For Kansas City native Bridget Patton, she says photography saved her life in the best way possible. At 22-years-old her passion sparked but her vivid imagination has been present since birth. Patton knew she was made to stand out from the rest.
“I was a weird kid growing up, very imaginative. You could put me down with crayons and I would prefer those over people,” said Patton. “Everybody’s unique in their own way and we’re all sort-of a mystery.”
Today, 35-year-old Bridget uses her own uniqueness in a world that she has created to help magnify Kansas City’s rich history and beauty.
Through trial and error, Patton taught herself everything about photography. She began with the basics of portrait photography, to metal printing, to photo-wood transfers. “Photo-wood transfers is what I specialize in today,” Patton said.
“I knew I had to find something different than portrait photography. I did not want to make a career out of portrait photography and I was always fascinated by photo-wood transfers so I taught myself. I sand all of the wood to make the surface smooth, then I personally transfer all of the images onto wood, then finished with a protective coating. It is a very delicate and tedious process. I’m literally rubbing the paper off and that’s where some of the distress and variance of the wood grain comes from,” Patton said. “To make each piece different.”
What makes Patton’s work come to life is the stories and nostalgia behind each photo all with a Kansas City sentiment through the use of staples in the Kansas City community such as the iconic Western Auto building, the J.C. Nichols Fountain and Union Station, just to name a few.
“I found that people really like the Kansas City work I do since I love to photograph abandoned buildings. Kansas City natives have an attachment to certain buildings or a story. I’ve had customers grab a certain piece of mine and they’ll say “My dad used to work here” or “We got engaged here”. Everybody has this nostalgic tie and it’s really cool,”, Patton said. “One customer even bought a piece of mine to ship to her friends in Germany to reminisce.”
Patton adds that her favorite piece of work that she has done so far is a vintage airplane at the downtown Kansas City airport. “I have a photo of the downtown airport and there is this old airplane, I shot it through this fence, and so I have the Broadway bridge in the background with the downtown skyline. That piece is my favorite because it’s layered so it looks like an old photo,” Patton said. “Through my work and passion, I hope to capture the spirit of Kansas City.”
Patton also captures the spirit of herself in her work through her eye for character. She has multiple personal pieces of handwritten sayings and quotes that she says inspire her to be the best artist she can be.

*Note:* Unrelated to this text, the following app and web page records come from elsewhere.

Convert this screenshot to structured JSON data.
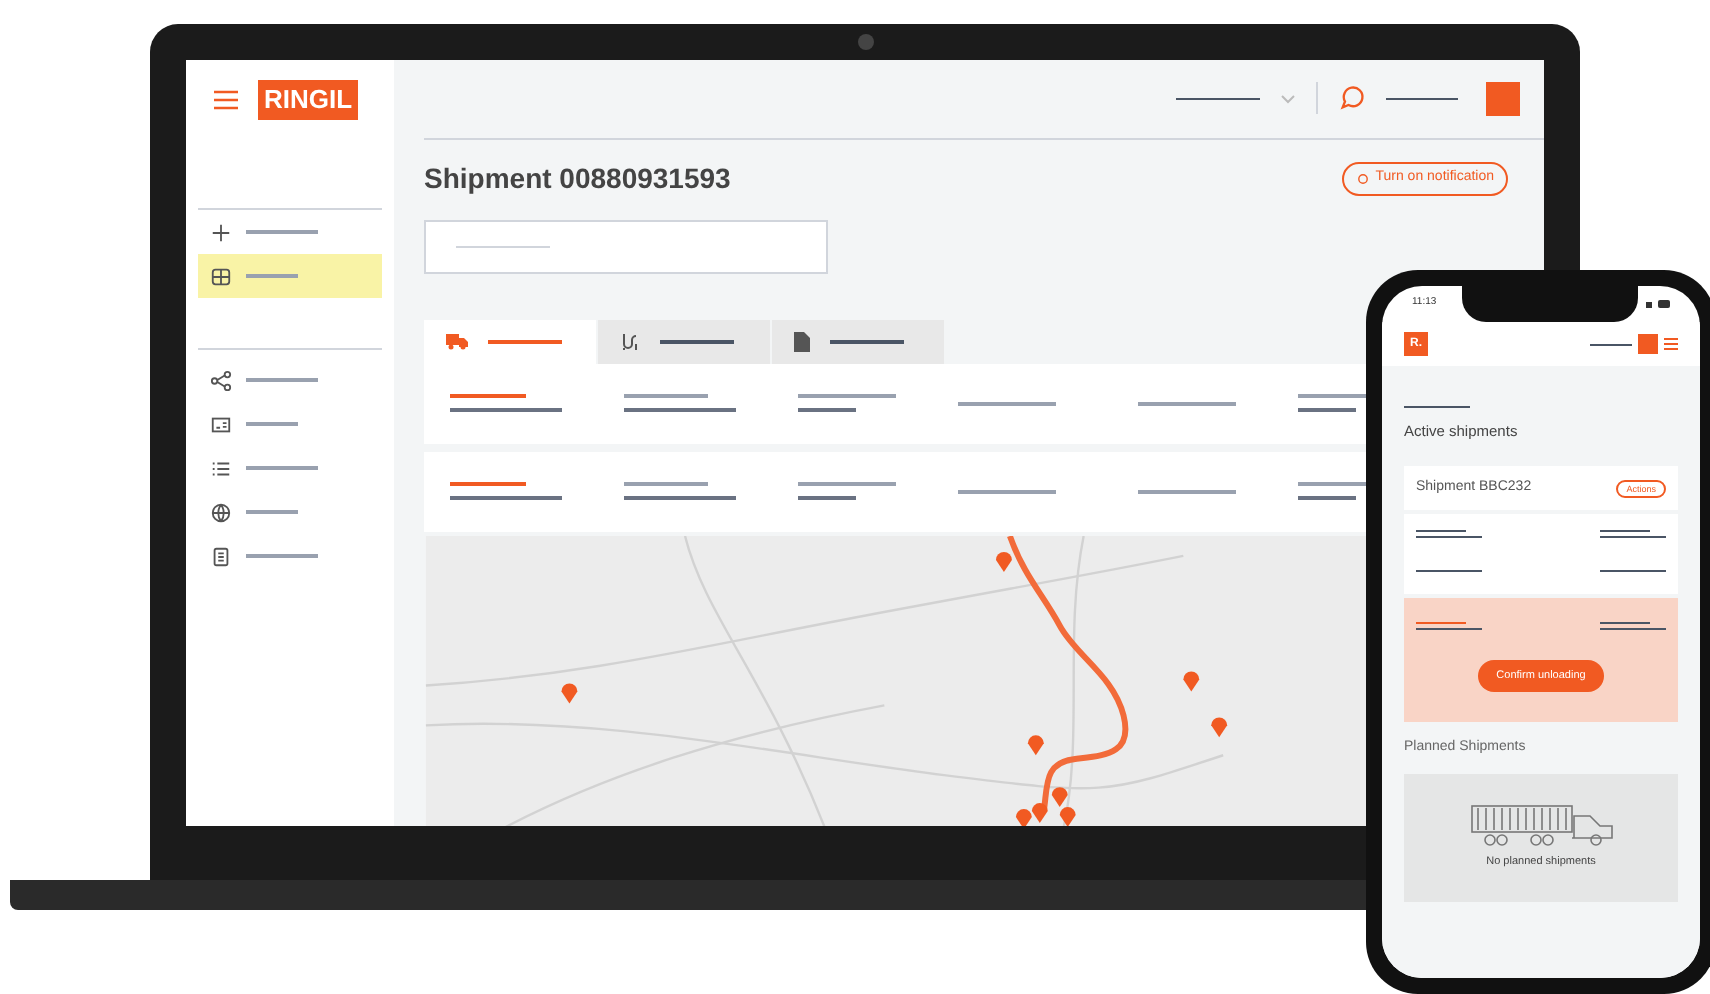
{
  "laptop": {
    "logo": "RINGIL",
    "sidebar": {
      "items": [
        {
          "selected": false
        },
        {
          "selected": true
        },
        {
          "selected": false
        },
        {
          "selected": false
        },
        {
          "selected": false
        },
        {
          "selected": false
        },
        {
          "selected": false
        }
      ]
    },
    "title": "Shipment 00880931593",
    "notification_button": "Turn on notification",
    "tabs": [
      {
        "selected": true
      },
      {
        "selected": false
      },
      {
        "selected": false
      }
    ]
  },
  "phone": {
    "time": "11:13",
    "logo": "R.",
    "section_title": "Active shipments",
    "shipment": "Shipment BBC232",
    "actions_button": "Actions",
    "confirm_button": "Confirm unloading",
    "planned_title": "Planned Shipments",
    "empty_text": "No planned shipments"
  }
}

“There’s a universe inside your heart. It’s a place of pictures and passions, songs and sorrows. It’s the story of all your endeavors, the moments that mark time. It’s everything you are and it’s a beautiful mystery.”
When it comes to her future, Patton says miraculous things can happen because she believes that they will and credits her positive upbringing by her parents, Alan and Maureen.
“My dad definitely did teach me all about the power of thought and the power of manifestation when I was young. He told me that you can create any life you want if you believe it and that there are infinite possibilities,” Patton said.
Her work can be found on Etsy under “fotaj” and in Restoration Emporium on The Country Club Plaza and West Bottoms. Customized pieces can be requested.
Words: Ellen Leinwetter | Photos: Ellen Leinwetter & Bridget Patton